— The problem —
Search the records for lines that contain the word "Data". Copy them all.

[App and web page records]
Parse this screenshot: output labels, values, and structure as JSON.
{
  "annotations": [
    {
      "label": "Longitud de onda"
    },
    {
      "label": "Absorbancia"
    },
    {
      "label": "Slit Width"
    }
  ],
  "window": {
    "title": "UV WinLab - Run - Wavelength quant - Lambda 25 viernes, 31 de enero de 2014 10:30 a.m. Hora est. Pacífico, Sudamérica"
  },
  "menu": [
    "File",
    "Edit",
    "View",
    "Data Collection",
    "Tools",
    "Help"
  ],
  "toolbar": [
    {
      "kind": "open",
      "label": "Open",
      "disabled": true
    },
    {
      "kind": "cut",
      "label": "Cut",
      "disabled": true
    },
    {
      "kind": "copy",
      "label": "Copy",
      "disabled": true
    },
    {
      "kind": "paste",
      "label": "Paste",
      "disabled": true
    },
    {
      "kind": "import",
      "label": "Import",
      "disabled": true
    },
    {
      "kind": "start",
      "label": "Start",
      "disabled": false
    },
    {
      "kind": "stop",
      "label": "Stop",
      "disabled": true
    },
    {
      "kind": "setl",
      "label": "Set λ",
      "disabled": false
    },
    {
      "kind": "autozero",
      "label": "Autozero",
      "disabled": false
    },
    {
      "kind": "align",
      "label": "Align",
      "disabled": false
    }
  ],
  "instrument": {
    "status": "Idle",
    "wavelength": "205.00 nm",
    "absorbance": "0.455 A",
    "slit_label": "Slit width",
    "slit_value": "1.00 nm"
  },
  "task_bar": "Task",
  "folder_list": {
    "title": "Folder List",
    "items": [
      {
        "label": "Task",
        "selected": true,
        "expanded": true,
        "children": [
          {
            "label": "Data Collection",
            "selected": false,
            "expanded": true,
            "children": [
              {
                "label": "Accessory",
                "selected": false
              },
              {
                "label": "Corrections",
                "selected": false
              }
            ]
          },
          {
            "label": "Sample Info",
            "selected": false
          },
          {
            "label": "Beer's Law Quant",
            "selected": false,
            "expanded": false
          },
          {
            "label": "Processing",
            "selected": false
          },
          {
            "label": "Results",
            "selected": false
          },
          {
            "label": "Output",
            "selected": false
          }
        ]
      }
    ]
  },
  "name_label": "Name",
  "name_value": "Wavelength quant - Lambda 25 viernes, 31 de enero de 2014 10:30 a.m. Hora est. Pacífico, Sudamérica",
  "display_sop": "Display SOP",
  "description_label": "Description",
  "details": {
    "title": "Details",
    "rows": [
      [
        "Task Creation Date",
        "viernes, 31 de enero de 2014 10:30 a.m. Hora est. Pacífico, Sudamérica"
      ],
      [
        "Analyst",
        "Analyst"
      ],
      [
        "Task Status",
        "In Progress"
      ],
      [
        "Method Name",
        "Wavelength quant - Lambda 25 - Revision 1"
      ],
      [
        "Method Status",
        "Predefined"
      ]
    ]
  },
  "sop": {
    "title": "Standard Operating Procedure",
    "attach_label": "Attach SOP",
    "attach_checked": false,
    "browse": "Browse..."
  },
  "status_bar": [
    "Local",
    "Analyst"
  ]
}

— Problem solution —
    "Data Collection",
            "label": "Data Collection",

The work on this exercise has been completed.